Stack had written to his wife that he had hurt his hand on a turn. "I thought it was a swimming turn, not a motor-scooter turn," his wife remembered.
He is survived by his wife Elizabeth Loy Marks of Honolulu, a son, and two daughters.
I guess you thought some years ago that I had dropped off the face of the earth! My life has been busy with lots of ups and downs like most people.
Sorry I never responded with a letter to the Editor after Howard (Firby) passed away - I appreciated the copies you sent to me of the various ones you had printed. I still have them tucked away in my swimming files.
SWIMNEWS has certainly flourished and the style of it and articles are as professional as one can get-tardy congratulations! There are fewer and fewer names that I recognize, swimming goes on, times get faster and faster, rules change etc. - but it's still a fantastic sport and I read the mag with great interest.

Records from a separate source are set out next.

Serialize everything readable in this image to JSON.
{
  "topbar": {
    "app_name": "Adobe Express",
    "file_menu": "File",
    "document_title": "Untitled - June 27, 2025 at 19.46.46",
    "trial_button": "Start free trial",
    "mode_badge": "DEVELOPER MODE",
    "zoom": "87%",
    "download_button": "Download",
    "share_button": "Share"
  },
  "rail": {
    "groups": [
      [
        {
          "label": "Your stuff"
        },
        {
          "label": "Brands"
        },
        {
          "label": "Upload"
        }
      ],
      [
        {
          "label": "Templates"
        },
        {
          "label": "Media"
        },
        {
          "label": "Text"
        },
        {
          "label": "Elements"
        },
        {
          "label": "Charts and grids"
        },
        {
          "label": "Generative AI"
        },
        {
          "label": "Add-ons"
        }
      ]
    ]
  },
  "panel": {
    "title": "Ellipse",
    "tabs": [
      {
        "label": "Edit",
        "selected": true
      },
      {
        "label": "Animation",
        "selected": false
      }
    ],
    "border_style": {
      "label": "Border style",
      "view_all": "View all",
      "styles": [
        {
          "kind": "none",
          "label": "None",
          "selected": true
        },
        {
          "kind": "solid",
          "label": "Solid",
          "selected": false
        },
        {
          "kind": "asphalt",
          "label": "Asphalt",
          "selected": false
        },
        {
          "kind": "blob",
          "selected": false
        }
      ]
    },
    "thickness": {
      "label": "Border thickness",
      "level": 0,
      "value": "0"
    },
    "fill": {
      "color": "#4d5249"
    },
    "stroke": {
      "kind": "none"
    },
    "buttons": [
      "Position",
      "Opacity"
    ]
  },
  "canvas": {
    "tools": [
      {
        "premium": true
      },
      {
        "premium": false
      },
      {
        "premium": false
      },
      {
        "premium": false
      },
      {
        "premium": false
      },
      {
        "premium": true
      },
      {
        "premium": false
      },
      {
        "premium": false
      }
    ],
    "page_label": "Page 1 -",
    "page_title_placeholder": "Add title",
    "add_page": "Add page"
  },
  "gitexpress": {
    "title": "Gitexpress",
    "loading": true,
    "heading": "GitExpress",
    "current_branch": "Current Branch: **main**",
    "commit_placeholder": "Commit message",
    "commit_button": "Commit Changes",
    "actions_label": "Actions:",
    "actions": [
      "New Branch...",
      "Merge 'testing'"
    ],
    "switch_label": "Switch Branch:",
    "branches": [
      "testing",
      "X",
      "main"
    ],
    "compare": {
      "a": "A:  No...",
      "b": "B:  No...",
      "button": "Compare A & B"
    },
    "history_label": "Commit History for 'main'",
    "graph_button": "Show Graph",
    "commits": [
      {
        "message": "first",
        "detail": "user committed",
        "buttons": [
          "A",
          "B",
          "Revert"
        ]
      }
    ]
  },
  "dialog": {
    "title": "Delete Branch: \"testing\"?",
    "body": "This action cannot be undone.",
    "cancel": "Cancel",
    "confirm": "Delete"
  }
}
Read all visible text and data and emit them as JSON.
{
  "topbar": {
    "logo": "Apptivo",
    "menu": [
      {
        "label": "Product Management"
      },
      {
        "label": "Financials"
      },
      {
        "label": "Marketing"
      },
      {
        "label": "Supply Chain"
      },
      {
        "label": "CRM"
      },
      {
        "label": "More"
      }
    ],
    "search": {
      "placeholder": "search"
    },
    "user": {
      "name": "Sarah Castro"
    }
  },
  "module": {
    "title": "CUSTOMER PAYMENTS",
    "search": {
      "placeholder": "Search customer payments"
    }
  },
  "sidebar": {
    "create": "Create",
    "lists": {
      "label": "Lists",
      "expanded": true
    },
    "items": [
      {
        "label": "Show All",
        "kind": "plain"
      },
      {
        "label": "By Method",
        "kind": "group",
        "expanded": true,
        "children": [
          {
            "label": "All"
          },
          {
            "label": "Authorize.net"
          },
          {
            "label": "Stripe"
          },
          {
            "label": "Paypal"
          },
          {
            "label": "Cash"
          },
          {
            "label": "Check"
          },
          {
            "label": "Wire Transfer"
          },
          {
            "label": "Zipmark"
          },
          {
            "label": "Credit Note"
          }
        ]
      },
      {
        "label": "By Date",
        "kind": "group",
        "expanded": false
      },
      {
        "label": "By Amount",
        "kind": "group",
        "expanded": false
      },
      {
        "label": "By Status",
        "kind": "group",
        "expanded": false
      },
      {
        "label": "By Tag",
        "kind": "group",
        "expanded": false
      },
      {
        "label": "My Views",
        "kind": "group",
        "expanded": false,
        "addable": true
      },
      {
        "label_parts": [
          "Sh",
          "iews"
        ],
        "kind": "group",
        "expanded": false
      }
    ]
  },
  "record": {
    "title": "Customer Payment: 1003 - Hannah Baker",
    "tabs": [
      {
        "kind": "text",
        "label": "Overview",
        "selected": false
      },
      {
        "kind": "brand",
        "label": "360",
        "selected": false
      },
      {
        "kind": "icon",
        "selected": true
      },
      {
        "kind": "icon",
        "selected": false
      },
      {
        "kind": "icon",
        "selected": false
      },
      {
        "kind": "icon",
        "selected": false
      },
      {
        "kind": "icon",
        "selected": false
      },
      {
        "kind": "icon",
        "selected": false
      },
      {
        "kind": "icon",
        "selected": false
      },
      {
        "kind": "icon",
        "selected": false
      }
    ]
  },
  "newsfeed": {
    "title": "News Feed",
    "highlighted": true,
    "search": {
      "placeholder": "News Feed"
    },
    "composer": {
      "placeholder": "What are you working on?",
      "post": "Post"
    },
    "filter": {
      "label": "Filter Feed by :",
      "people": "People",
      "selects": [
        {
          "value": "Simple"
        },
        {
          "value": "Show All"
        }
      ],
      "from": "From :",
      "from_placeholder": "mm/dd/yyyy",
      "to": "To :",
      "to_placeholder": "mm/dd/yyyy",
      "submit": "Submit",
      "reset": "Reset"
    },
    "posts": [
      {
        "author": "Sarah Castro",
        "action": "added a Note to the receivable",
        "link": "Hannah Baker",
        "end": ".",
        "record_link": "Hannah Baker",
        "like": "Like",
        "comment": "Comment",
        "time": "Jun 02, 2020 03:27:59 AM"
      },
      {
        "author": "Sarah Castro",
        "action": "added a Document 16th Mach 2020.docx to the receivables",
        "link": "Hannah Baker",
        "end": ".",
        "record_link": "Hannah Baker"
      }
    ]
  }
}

My daughter Jeanne who you may remember, and her husband Glenn who was a great triathlete, have 3 children, the youngest of which is madly in love with swimming - Erika Carlsen, currently 10 and under, her name was in SWIMNEWS a few months back (I forget which event). So swimming goes on in my family.
Did you know - my aunt, Mabel McNamee was the first woman in Quebec to receive the RLSS award, 2nd in Canada. My father Ben McNamee missed trying out for the Olympics because he had to take the bus during lunch hour to the pool for the trials and he missed the event, 440 yards breaststroke. He was Canadian Champion in 1925 in that event in a time of 7:13 2/5 - I have the medal, and that is how it is engraved-14k gold yet! Just a few interesting facts, so Erika might have the right genes!
I still have Norman Cox's book on swimming, would you like it? I am not sure where all this kind of historical stuff is kept. Please advise when you have a minute.
I was married in January this year and have moved to the Okanagan country in B.C., new name: Kaye Ferguson Neale. Son Dave and his family are still in Richmond B.C. where I moved from, but no swimmers in his family, so far.
Jeanne's two daughters, Erika who I mentioned, and Laura-Kaye were at Akomak this summer, they were booked in for a month and loved it so much that they stayed another 3 weeks! Jeanne sent me some pictures, one of the girls with Buck Dawson. The world gets smaller....
Sorry to be so long away.
Kaye Ferguson (McNamee) Neale
Kaye McNamee was a member of Canada's Olympic Team in 1948-52 and the Commonwealth Games in 1950.
Remember... It's not true until it has been officially denied